**WHAT YOU ARE ASKED TO DO**:
The job is to output each record exactly as it stands, pictures excluded.

**EXERCISE INPUT**:
- Opening Delimiter -
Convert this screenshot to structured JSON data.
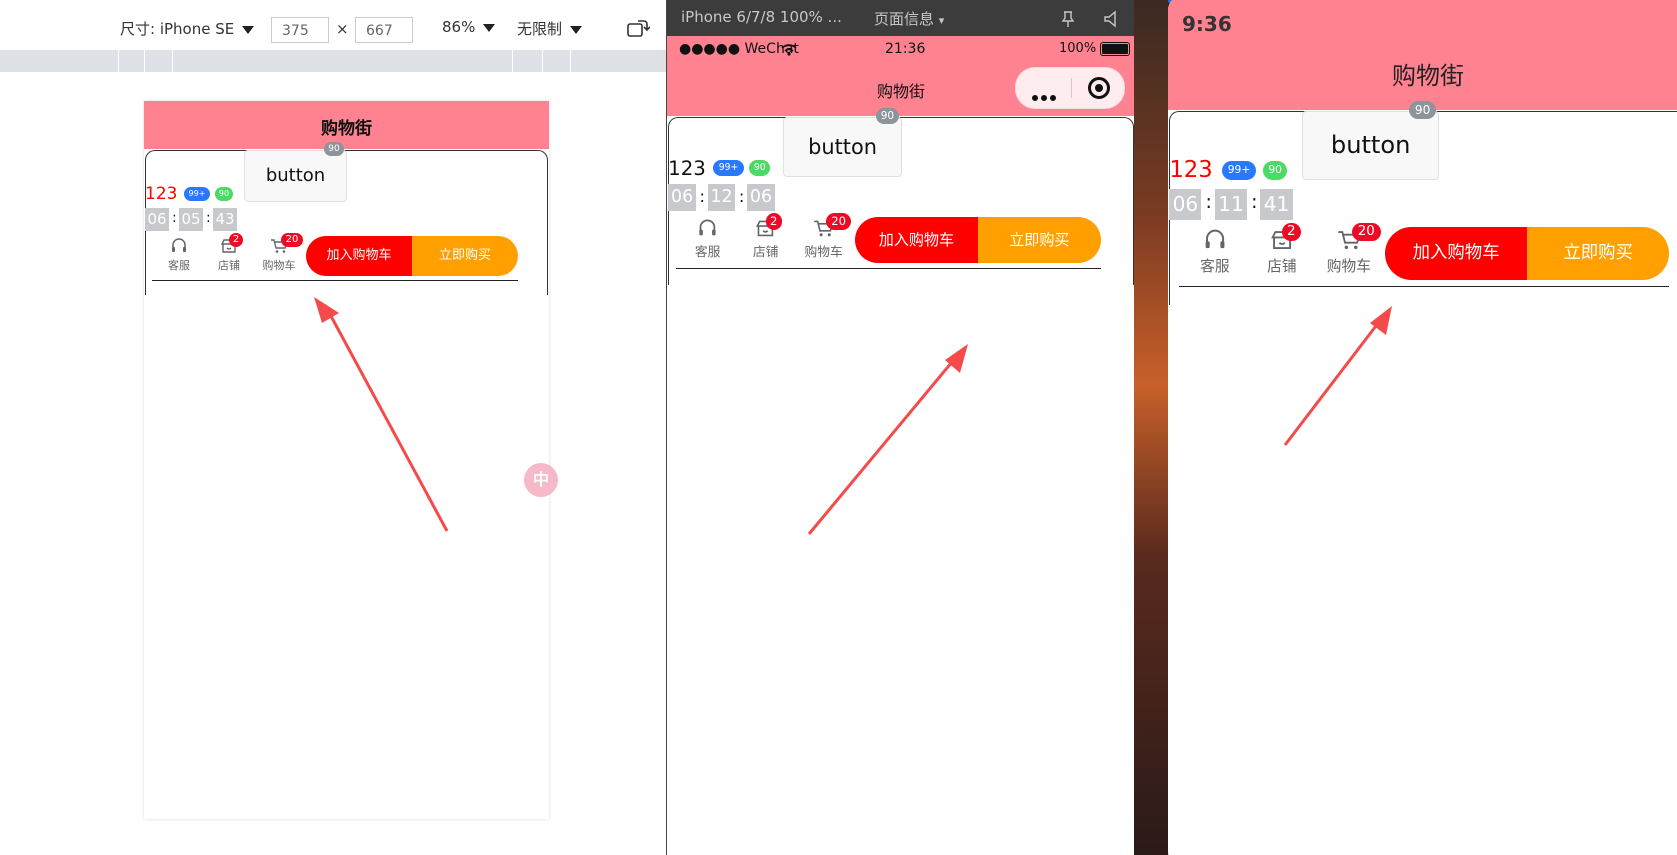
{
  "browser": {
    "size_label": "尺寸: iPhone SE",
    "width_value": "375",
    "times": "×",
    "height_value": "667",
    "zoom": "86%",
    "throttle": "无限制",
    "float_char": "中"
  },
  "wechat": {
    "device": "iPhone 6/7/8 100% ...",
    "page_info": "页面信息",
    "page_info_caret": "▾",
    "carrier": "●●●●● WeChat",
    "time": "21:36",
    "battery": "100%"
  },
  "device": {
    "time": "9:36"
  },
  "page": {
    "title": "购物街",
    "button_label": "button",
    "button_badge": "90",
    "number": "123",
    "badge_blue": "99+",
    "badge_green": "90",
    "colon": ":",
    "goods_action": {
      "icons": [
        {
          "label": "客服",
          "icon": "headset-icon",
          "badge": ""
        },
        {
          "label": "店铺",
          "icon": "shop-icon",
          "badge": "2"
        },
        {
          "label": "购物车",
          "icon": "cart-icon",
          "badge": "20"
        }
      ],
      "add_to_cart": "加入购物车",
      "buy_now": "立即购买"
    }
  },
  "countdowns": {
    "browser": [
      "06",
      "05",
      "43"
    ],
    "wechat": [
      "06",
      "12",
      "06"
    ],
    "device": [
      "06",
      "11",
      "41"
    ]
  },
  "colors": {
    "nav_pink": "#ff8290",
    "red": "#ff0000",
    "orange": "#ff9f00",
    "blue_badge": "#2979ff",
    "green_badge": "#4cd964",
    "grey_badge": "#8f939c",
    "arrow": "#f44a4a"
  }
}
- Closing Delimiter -
**REPLY TO THE TASK**:
Convert this screenshot to structured JSON data.
{
  "browser": {
    "size_label": "尺寸: iPhone SE",
    "width_value": "375",
    "times": "×",
    "height_value": "667",
    "zoom": "86%",
    "throttle": "无限制",
    "float_char": "中"
  },
  "wechat": {
    "device": "iPhone 6/7/8 100% ...",
    "page_info": "页面信息",
    "page_info_caret": "▾",
    "carrier": "●●●●● WeChat",
    "time": "21:36",
    "battery": "100%"
  },
  "device": {
    "time": "9:36"
  },
  "page": {
    "title": "购物街",
    "button_label": "button",
    "button_badge": "90",
    "number": "123",
    "badge_blue": "99+",
    "badge_green": "90",
    "colon": ":",
    "goods_action": {
      "icons": [
        {
          "label": "客服",
          "icon": "headset-icon",
          "badge": ""
        },
        {
          "label": "店铺",
          "icon": "shop-icon",
          "badge": "2"
        },
        {
          "label": "购物车",
          "icon": "cart-icon",
          "badge": "20"
        }
      ],
      "add_to_cart": "加入购物车",
      "buy_now": "立即购买"
    }
  },
  "countdowns": {
    "browser": [
      "06",
      "05",
      "43"
    ],
    "wechat": [
      "06",
      "12",
      "06"
    ],
    "device": [
      "06",
      "11",
      "41"
    ]
  },
  "colors": {
    "nav_pink": "#ff8290",
    "red": "#ff0000",
    "orange": "#ff9f00",
    "blue_badge": "#2979ff",
    "green_badge": "#4cd964",
    "grey_badge": "#8f939c",
    "arrow": "#f44a4a"
  }
}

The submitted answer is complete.